» Directions for this task
Your task is to filter the data below down to the lines holding "flag".

Records from a data source
___

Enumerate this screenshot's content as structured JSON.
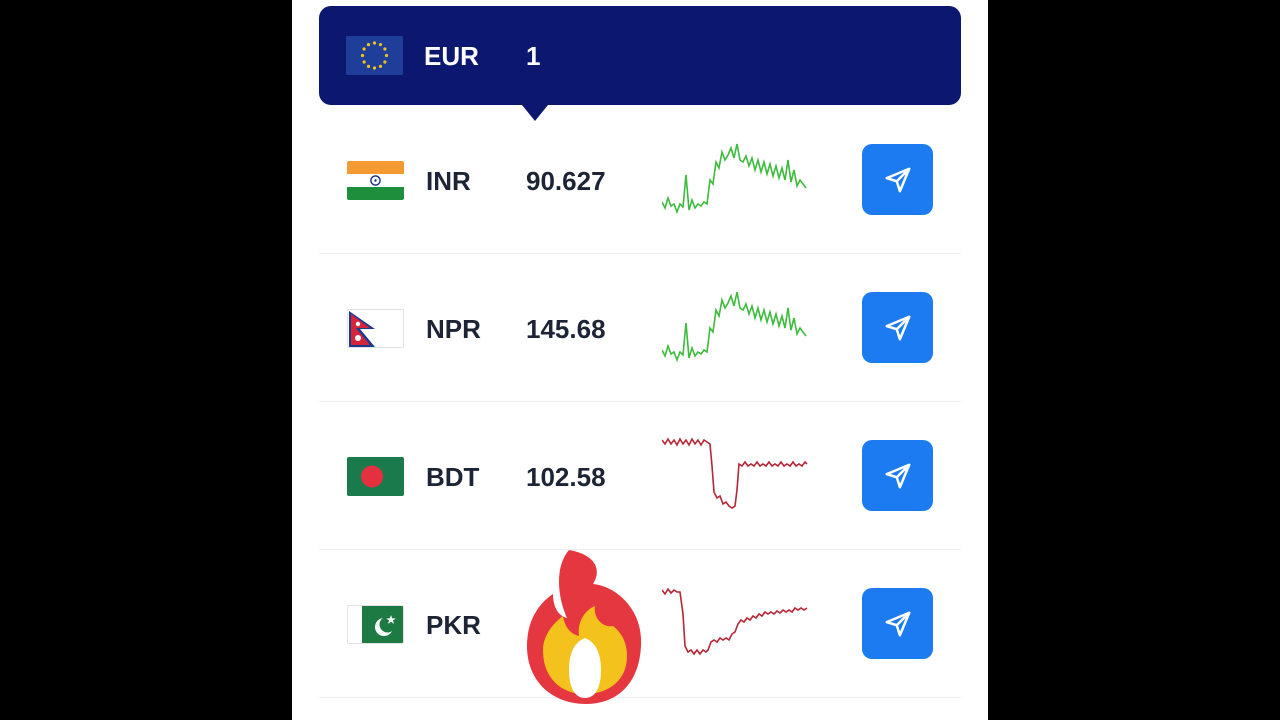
{
  "base": {
    "code": "EUR",
    "rate": "1",
    "flag_icon": "eu-flag-icon",
    "color": "#0c1870"
  },
  "rows": [
    {
      "code": "INR",
      "rate": "90.627",
      "flag_icon": "india-flag-icon",
      "trend": "up",
      "trend_color": "#3dbb3d"
    },
    {
      "code": "NPR",
      "rate": "145.68",
      "flag_icon": "nepal-flag-icon",
      "trend": "up",
      "trend_color": "#3dbb3d"
    },
    {
      "code": "BDT",
      "rate": "102.58",
      "flag_icon": "bangladesh-flag-icon",
      "trend": "down",
      "trend_color": "#b52636"
    },
    {
      "code": "PKR",
      "rate": "",
      "flag_icon": "pakistan-flag-icon",
      "trend": "down",
      "trend_color": "#b52636"
    }
  ],
  "send_button": {
    "icon": "send-icon",
    "color": "#1c7bf0"
  },
  "overlay": {
    "icon": "fire-emoji-icon"
  }
}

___

» Answer to the problem
    "flag_icon": "eu-flag-icon",
      "flag_icon": "india-flag-icon",
      "flag_icon": "nepal-flag-icon",
      "flag_icon": "bangladesh-flag-icon",
      "flag_icon": "pakistan-flag-icon",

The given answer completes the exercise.